Type out the listing below exactly. Pictures stay out of it.

- Given data
+++
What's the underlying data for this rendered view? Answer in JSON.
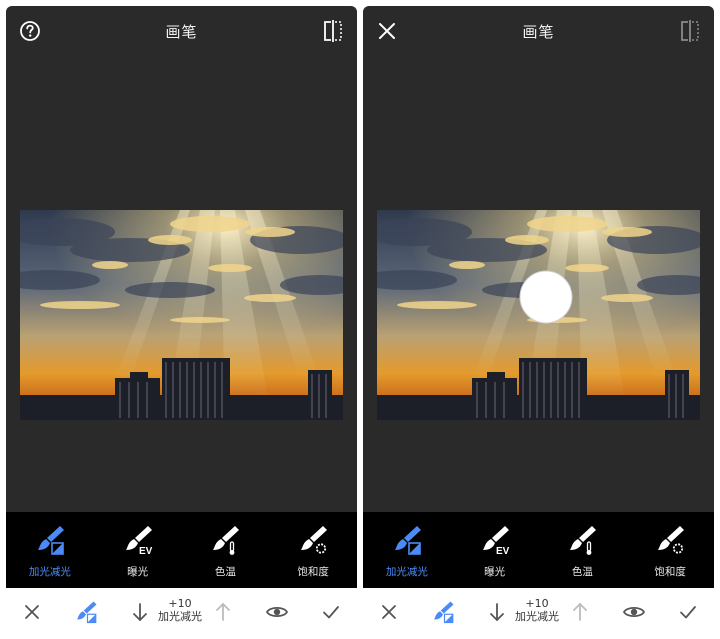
{
  "left_screen": {
    "title": "画笔",
    "tools": [
      {
        "label": "加光减光",
        "icon": "brush-dodge-burn-icon",
        "active": true
      },
      {
        "label": "曝光",
        "icon": "brush-exposure-ev-icon",
        "active": false
      },
      {
        "label": "色温",
        "icon": "brush-temperature-icon",
        "active": false
      },
      {
        "label": "饱和度",
        "icon": "brush-saturation-icon",
        "active": false
      }
    ],
    "bottom": {
      "value": "+10",
      "mode_label": "加光减光"
    }
  },
  "right_screen": {
    "title": "画笔",
    "tools": [
      {
        "label": "加光减光",
        "icon": "brush-dodge-burn-icon",
        "active": true
      },
      {
        "label": "曝光",
        "icon": "brush-exposure-ev-icon",
        "active": false
      },
      {
        "label": "色温",
        "icon": "brush-temperature-icon",
        "active": false
      },
      {
        "label": "饱和度",
        "icon": "brush-saturation-icon",
        "active": false
      }
    ],
    "bottom": {
      "value": "+10",
      "mode_label": "加光减光"
    }
  },
  "colors": {
    "accent": "#4c8bf5",
    "panel": "#2a2a2a",
    "toolbar": "#000000"
  }
}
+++
- Answer to this task
What's the underlying data for this rendered view? Answer in JSON.
{
  "left_screen": {
    "title": "画笔",
    "tools": [
      {
        "label": "加光减光",
        "icon": "brush-dodge-burn-icon",
        "active": true
      },
      {
        "label": "曝光",
        "icon": "brush-exposure-ev-icon",
        "active": false
      },
      {
        "label": "色温",
        "icon": "brush-temperature-icon",
        "active": false
      },
      {
        "label": "饱和度",
        "icon": "brush-saturation-icon",
        "active": false
      }
    ],
    "bottom": {
      "value": "+10",
      "mode_label": "加光减光"
    }
  },
  "right_screen": {
    "title": "画笔",
    "tools": [
      {
        "label": "加光减光",
        "icon": "brush-dodge-burn-icon",
        "active": true
      },
      {
        "label": "曝光",
        "icon": "brush-exposure-ev-icon",
        "active": false
      },
      {
        "label": "色温",
        "icon": "brush-temperature-icon",
        "active": false
      },
      {
        "label": "饱和度",
        "icon": "brush-saturation-icon",
        "active": false
      }
    ],
    "bottom": {
      "value": "+10",
      "mode_label": "加光减光"
    }
  },
  "colors": {
    "accent": "#4c8bf5",
    "panel": "#2a2a2a",
    "toolbar": "#000000"
  }
}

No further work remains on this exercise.